[Supplied data]

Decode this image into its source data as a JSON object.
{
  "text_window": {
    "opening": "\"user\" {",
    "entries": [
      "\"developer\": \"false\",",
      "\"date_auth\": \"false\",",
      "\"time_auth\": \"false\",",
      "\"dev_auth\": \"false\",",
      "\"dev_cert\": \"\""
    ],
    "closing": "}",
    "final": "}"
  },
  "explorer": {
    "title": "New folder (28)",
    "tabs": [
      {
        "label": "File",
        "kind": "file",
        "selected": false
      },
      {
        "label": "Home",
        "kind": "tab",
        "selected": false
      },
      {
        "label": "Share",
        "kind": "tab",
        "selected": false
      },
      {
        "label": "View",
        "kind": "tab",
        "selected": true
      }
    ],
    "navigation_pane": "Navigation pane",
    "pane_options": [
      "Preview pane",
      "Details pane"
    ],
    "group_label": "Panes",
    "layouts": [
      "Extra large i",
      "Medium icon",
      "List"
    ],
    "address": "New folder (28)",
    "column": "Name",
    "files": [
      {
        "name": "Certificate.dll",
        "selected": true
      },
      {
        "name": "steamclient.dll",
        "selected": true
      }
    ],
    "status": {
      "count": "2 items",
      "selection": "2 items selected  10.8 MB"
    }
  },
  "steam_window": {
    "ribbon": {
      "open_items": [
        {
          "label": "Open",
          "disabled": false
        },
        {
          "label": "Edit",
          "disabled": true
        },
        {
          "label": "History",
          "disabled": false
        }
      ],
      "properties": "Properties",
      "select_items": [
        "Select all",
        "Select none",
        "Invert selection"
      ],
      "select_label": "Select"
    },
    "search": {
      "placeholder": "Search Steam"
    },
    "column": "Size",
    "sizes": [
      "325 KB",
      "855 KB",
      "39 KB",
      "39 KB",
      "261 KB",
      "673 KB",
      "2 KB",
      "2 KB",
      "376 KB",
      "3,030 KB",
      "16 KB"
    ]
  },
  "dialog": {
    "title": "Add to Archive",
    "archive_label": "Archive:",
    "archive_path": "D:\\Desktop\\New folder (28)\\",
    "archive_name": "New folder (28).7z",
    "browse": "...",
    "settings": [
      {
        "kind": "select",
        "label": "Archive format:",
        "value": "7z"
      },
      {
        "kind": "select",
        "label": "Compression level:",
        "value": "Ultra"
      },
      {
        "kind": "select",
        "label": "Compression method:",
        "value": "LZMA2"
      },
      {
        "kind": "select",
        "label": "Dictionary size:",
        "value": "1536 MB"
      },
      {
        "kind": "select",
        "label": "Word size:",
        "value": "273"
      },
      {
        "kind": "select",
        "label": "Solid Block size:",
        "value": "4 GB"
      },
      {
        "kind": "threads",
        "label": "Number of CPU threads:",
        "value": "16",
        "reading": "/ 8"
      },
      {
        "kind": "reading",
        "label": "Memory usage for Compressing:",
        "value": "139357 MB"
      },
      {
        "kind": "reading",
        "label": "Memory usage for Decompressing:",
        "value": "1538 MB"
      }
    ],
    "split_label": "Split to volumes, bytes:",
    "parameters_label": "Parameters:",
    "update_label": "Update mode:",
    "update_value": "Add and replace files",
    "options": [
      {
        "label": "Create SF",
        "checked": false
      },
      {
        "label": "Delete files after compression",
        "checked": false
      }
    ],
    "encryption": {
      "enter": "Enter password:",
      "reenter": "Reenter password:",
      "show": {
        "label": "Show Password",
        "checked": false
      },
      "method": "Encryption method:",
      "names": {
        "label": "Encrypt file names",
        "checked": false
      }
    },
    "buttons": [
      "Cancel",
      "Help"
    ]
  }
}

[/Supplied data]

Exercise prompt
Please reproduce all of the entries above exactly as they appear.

Solved exercise
Decode this image into its source data as a JSON object.
{
  "text_window": {
    "opening": "\"user\" {",
    "entries": [
      "\"developer\": \"false\",",
      "\"date_auth\": \"false\",",
      "\"time_auth\": \"false\",",
      "\"dev_auth\": \"false\",",
      "\"dev_cert\": \"\""
    ],
    "closing": "}",
    "final": "}"
  },
  "explorer": {
    "title": "New folder (28)",
    "tabs": [
      {
        "label": "File",
        "kind": "file",
        "selected": false
      },
      {
        "label": "Home",
        "kind": "tab",
        "selected": false
      },
      {
        "label": "Share",
        "kind": "tab",
        "selected": false
      },
      {
        "label": "View",
        "kind": "tab",
        "selected": true
      }
    ],
    "navigation_pane": "Navigation pane",
    "pane_options": [
      "Preview pane",
      "Details pane"
    ],
    "group_label": "Panes",
    "layouts": [
      "Extra large i",
      "Medium icon",
      "List"
    ],
    "address": "New folder (28)",
    "column": "Name",
    "files": [
      {
        "name": "Certificate.dll",
        "selected": true
      },
      {
        "name": "steamclient.dll",
        "selected": true
      }
    ],
    "status": {
      "count": "2 items",
      "selection": "2 items selected  10.8 MB"
    }
  },
  "steam_window": {
    "ribbon": {
      "open_items": [
        {
          "label": "Open",
          "disabled": false
        },
        {
          "label": "Edit",
          "disabled": true
        },
        {
          "label": "History",
          "disabled": false
        }
      ],
      "properties": "Properties",
      "select_items": [
        "Select all",
        "Select none",
        "Invert selection"
      ],
      "select_label": "Select"
    },
    "search": {
      "placeholder": "Search Steam"
    },
    "column": "Size",
    "sizes": [
      "325 KB",
      "855 KB",
      "39 KB",
      "39 KB",
      "261 KB",
      "673 KB",
      "2 KB",
      "2 KB",
      "376 KB",
      "3,030 KB",
      "16 KB"
    ]
  },
  "dialog": {
    "title": "Add to Archive",
    "archive_label": "Archive:",
    "archive_path": "D:\\Desktop\\New folder (28)\\",
    "archive_name": "New folder (28).7z",
    "browse": "...",
    "settings": [
      {
        "kind": "select",
        "label": "Archive format:",
        "value": "7z"
      },
      {
        "kind": "select",
        "label": "Compression level:",
        "value": "Ultra"
      },
      {
        "kind": "select",
        "label": "Compression method:",
        "value": "LZMA2"
      },
      {
        "kind": "select",
        "label": "Dictionary size:",
        "value": "1536 MB"
      },
      {
        "kind": "select",
        "label": "Word size:",
        "value": "273"
      },
      {
        "kind": "select",
        "label": "Solid Block size:",
        "value": "4 GB"
      },
      {
        "kind": "threads",
        "label": "Number of CPU threads:",
        "value": "16",
        "reading": "/ 8"
      },
      {
        "kind": "reading",
        "label": "Memory usage for Compressing:",
        "value": "139357 MB"
      },
      {
        "kind": "reading",
        "label": "Memory usage for Decompressing:",
        "value": "1538 MB"
      }
    ],
    "split_label": "Split to volumes, bytes:",
    "parameters_label": "Parameters:",
    "update_label": "Update mode:",
    "update_value": "Add and replace files",
    "options": [
      {
        "label": "Create SF",
        "checked": false
      },
      {
        "label": "Delete files after compression",
        "checked": false
      }
    ],
    "encryption": {
      "enter": "Enter password:",
      "reenter": "Reenter password:",
      "show": {
        "label": "Show Password",
        "checked": false
      },
      "method": "Encryption method:",
      "names": {
        "label": "Encrypt file names",
        "checked": false
      }
    },
    "buttons": [
      "Cancel",
      "Help"
    ]
  }
}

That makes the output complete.